**TO DO:** Every entry has to be output exactly, with none skipped.

_ _ _ _ _ _ _

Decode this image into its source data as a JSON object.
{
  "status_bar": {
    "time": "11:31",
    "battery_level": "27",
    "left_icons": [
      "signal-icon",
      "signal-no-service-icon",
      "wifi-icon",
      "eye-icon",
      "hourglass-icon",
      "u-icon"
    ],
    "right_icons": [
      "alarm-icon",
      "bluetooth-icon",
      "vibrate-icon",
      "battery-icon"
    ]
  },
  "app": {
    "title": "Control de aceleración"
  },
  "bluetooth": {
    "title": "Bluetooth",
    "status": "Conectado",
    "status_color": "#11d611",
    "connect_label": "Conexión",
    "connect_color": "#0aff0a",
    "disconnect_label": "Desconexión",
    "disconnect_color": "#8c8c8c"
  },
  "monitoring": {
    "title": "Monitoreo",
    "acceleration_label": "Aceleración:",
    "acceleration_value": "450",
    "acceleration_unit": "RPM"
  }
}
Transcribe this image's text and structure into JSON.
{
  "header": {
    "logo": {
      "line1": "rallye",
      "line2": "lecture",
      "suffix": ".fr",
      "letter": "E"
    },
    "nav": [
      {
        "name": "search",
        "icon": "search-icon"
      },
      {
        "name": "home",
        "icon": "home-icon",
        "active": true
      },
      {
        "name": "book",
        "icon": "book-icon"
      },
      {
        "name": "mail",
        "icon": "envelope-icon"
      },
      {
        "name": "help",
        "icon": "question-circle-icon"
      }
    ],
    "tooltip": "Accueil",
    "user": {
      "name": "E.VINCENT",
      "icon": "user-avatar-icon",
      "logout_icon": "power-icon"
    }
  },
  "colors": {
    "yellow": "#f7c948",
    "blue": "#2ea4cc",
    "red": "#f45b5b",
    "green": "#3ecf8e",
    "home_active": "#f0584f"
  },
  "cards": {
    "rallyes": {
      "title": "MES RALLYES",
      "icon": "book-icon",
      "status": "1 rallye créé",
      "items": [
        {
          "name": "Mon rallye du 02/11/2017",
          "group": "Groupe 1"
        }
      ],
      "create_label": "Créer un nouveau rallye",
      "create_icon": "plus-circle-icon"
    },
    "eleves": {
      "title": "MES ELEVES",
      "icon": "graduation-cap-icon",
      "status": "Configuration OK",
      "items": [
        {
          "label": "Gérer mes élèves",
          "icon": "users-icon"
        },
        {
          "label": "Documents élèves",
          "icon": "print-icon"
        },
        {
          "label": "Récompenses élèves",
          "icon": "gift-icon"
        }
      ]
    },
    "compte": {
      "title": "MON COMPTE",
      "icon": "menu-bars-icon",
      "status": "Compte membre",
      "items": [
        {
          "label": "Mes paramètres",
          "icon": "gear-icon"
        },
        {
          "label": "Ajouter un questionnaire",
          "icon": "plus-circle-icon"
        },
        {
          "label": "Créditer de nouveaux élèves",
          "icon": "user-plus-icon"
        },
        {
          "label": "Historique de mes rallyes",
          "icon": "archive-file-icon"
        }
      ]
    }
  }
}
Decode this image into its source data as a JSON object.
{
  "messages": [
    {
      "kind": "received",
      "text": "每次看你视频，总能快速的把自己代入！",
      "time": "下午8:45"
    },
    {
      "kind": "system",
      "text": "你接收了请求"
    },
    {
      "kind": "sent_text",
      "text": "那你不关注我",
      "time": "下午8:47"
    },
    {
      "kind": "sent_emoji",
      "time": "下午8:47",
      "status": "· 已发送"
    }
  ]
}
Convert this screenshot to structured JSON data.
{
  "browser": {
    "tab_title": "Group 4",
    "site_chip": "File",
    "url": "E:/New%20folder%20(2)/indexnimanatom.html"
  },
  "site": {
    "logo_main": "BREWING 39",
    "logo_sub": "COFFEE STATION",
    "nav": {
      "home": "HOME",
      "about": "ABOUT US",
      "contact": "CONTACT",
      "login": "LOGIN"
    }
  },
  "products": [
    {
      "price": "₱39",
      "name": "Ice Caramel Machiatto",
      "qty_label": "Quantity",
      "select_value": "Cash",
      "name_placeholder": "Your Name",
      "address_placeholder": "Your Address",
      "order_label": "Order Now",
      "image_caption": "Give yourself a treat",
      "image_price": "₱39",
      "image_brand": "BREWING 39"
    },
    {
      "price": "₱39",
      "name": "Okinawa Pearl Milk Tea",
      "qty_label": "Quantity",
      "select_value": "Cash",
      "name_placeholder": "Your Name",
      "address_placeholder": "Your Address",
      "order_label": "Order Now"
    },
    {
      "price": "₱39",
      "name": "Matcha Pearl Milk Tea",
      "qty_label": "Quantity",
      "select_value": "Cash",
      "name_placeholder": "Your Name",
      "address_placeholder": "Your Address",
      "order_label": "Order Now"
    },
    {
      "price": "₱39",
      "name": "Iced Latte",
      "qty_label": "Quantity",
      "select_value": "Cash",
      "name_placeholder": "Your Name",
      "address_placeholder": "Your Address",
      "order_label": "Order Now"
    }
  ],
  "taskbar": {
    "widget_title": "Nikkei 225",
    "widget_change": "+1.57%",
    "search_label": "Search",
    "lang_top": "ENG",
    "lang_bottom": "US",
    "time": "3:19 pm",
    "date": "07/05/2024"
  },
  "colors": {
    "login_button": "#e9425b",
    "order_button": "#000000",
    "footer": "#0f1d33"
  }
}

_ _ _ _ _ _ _

**EXERCISE ANSWER:**
Decode this image into its source data as a JSON object.
{
  "status_bar": {
    "time": "11:31",
    "battery_level": "27",
    "left_icons": [
      "signal-icon",
      "signal-no-service-icon",
      "wifi-icon",
      "eye-icon",
      "hourglass-icon",
      "u-icon"
    ],
    "right_icons": [
      "alarm-icon",
      "bluetooth-icon",
      "vibrate-icon",
      "battery-icon"
    ]
  },
  "app": {
    "title": "Control de aceleración"
  },
  "bluetooth": {
    "title": "Bluetooth",
    "status": "Conectado",
    "status_color": "#11d611",
    "connect_label": "Conexión",
    "connect_color": "#0aff0a",
    "disconnect_label": "Desconexión",
    "disconnect_color": "#8c8c8c"
  },
  "monitoring": {
    "title": "Monitoreo",
    "acceleration_label": "Aceleración:",
    "acceleration_value": "450",
    "acceleration_unit": "RPM"
  }
}
Transcribe this image's text and structure into JSON.
{
  "header": {
    "logo": {
      "line1": "rallye",
      "line2": "lecture",
      "suffix": ".fr",
      "letter": "E"
    },
    "nav": [
      {
        "name": "search",
        "icon": "search-icon"
      },
      {
        "name": "home",
        "icon": "home-icon",
        "active": true
      },
      {
        "name": "book",
        "icon": "book-icon"
      },
      {
        "name": "mail",
        "icon": "envelope-icon"
      },
      {
        "name": "help",
        "icon": "question-circle-icon"
      }
    ],
    "tooltip": "Accueil",
    "user": {
      "name": "E.VINCENT",
      "icon": "user-avatar-icon",
      "logout_icon": "power-icon"
    }
  },
  "colors": {
    "yellow": "#f7c948",
    "blue": "#2ea4cc",
    "red": "#f45b5b",
    "green": "#3ecf8e",
    "home_active": "#f0584f"
  },
  "cards": {
    "rallyes": {
      "title": "MES RALLYES",
      "icon": "book-icon",
      "status": "1 rallye créé",
      "items": [
        {
          "name": "Mon rallye du 02/11/2017",
          "group": "Groupe 1"
        }
      ],
      "create_label": "Créer un nouveau rallye",
      "create_icon": "plus-circle-icon"
    },
    "eleves": {
      "title": "MES ELEVES",
      "icon": "graduation-cap-icon",
      "status": "Configuration OK",
      "items": [
        {
          "label": "Gérer mes élèves",
          "icon": "users-icon"
        },
        {
          "label": "Documents élèves",
          "icon": "print-icon"
        },
        {
          "label": "Récompenses élèves",
          "icon": "gift-icon"
        }
      ]
    },
    "compte": {
      "title": "MON COMPTE",
      "icon": "menu-bars-icon",
      "status": "Compte membre",
      "items": [
        {
          "label": "Mes paramètres",
          "icon": "gear-icon"
        },
        {
          "label": "Ajouter un questionnaire",
          "icon": "plus-circle-icon"
        },
        {
          "label": "Créditer de nouveaux élèves",
          "icon": "user-plus-icon"
        },
        {
          "label": "Historique de mes rallyes",
          "icon": "archive-file-icon"
        }
      ]
    }
  }
}
Decode this image into its source data as a JSON object.
{
  "messages": [
    {
      "kind": "received",
      "text": "每次看你视频，总能快速的把自己代入！",
      "time": "下午8:45"
    },
    {
      "kind": "system",
      "text": "你接收了请求"
    },
    {
      "kind": "sent_text",
      "text": "那你不关注我",
      "time": "下午8:47"
    },
    {
      "kind": "sent_emoji",
      "time": "下午8:47",
      "status": "· 已发送"
    }
  ]
}
Convert this screenshot to structured JSON data.
{
  "browser": {
    "tab_title": "Group 4",
    "site_chip": "File",
    "url": "E:/New%20folder%20(2)/indexnimanatom.html"
  },
  "site": {
    "logo_main": "BREWING 39",
    "logo_sub": "COFFEE STATION",
    "nav": {
      "home": "HOME",
      "about": "ABOUT US",
      "contact": "CONTACT",
      "login": "LOGIN"
    }
  },
  "products": [
    {
      "price": "₱39",
      "name": "Ice Caramel Machiatto",
      "qty_label": "Quantity",
      "select_value": "Cash",
      "name_placeholder": "Your Name",
      "address_placeholder": "Your Address",
      "order_label": "Order Now",
      "image_caption": "Give yourself a treat",
      "image_price": "₱39",
      "image_brand": "BREWING 39"
    },
    {
      "price": "₱39",
      "name": "Okinawa Pearl Milk Tea",
      "qty_label": "Quantity",
      "select_value": "Cash",
      "name_placeholder": "Your Name",
      "address_placeholder": "Your Address",
      "order_label": "Order Now"
    },
    {
      "price": "₱39",
      "name": "Matcha Pearl Milk Tea",
      "qty_label": "Quantity",
      "select_value": "Cash",
      "name_placeholder": "Your Name",
      "address_placeholder": "Your Address",
      "order_label": "Order Now"
    },
    {
      "price": "₱39",
      "name": "Iced Latte",
      "qty_label": "Quantity",
      "select_value": "Cash",
      "name_placeholder": "Your Name",
      "address_placeholder": "Your Address",
      "order_label": "Order Now"
    }
  ],
  "taskbar": {
    "widget_title": "Nikkei 225",
    "widget_change": "+1.57%",
    "search_label": "Search",
    "lang_top": "ENG",
    "lang_bottom": "US",
    "time": "3:19 pm",
    "date": "07/05/2024"
  },
  "colors": {
    "login_button": "#e9425b",
    "order_button": "#000000",
    "footer": "#0f1d33"
  }
}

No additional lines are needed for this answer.